ABOUT THIS EXERCISE — Look through the records below, and copy out every line that holds the string "Home".

##### DATA #####

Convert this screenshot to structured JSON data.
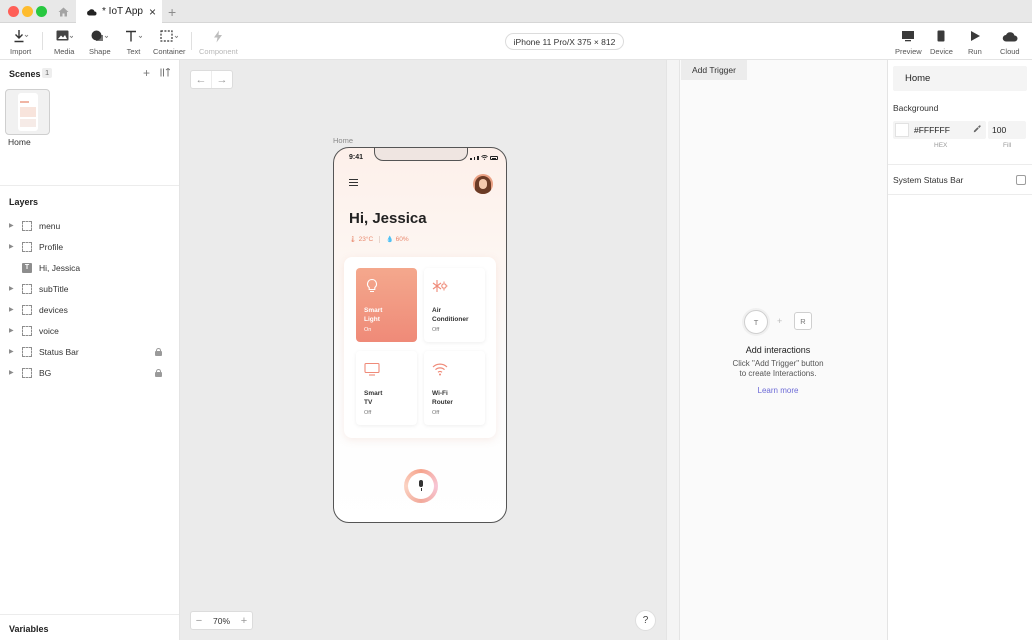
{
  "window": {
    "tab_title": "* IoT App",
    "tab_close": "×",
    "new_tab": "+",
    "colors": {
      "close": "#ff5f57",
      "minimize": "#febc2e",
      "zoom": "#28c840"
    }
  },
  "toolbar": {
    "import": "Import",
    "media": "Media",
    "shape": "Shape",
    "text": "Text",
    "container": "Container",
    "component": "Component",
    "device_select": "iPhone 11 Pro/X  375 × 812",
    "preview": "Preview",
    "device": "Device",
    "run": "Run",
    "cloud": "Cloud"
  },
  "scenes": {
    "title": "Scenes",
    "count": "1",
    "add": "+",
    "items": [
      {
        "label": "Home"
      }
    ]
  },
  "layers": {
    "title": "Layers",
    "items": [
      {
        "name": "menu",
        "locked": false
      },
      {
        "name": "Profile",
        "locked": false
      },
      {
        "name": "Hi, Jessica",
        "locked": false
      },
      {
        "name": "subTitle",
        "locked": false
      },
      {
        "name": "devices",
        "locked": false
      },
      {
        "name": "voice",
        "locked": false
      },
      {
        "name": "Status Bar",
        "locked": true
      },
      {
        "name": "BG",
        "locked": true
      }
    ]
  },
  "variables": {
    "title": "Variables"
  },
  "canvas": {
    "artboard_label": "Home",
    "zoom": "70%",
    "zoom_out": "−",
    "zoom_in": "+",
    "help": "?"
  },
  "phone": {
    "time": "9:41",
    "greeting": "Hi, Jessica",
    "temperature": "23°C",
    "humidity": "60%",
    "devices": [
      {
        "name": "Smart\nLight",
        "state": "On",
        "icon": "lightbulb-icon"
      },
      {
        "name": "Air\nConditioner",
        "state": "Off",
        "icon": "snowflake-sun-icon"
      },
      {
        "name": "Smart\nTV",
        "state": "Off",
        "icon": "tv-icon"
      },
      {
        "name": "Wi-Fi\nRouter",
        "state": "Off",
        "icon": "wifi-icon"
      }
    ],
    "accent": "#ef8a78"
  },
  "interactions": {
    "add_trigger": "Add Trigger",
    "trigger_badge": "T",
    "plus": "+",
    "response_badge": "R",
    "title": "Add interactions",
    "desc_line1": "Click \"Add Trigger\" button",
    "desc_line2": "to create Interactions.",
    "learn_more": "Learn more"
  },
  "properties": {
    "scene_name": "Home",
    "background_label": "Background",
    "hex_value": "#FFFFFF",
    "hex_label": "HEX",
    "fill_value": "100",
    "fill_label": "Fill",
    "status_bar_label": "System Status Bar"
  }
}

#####

EXERCISE RESPONSE —
        "label": "Home"
    "artboard_label": "Home",
    "scene_name": "Home",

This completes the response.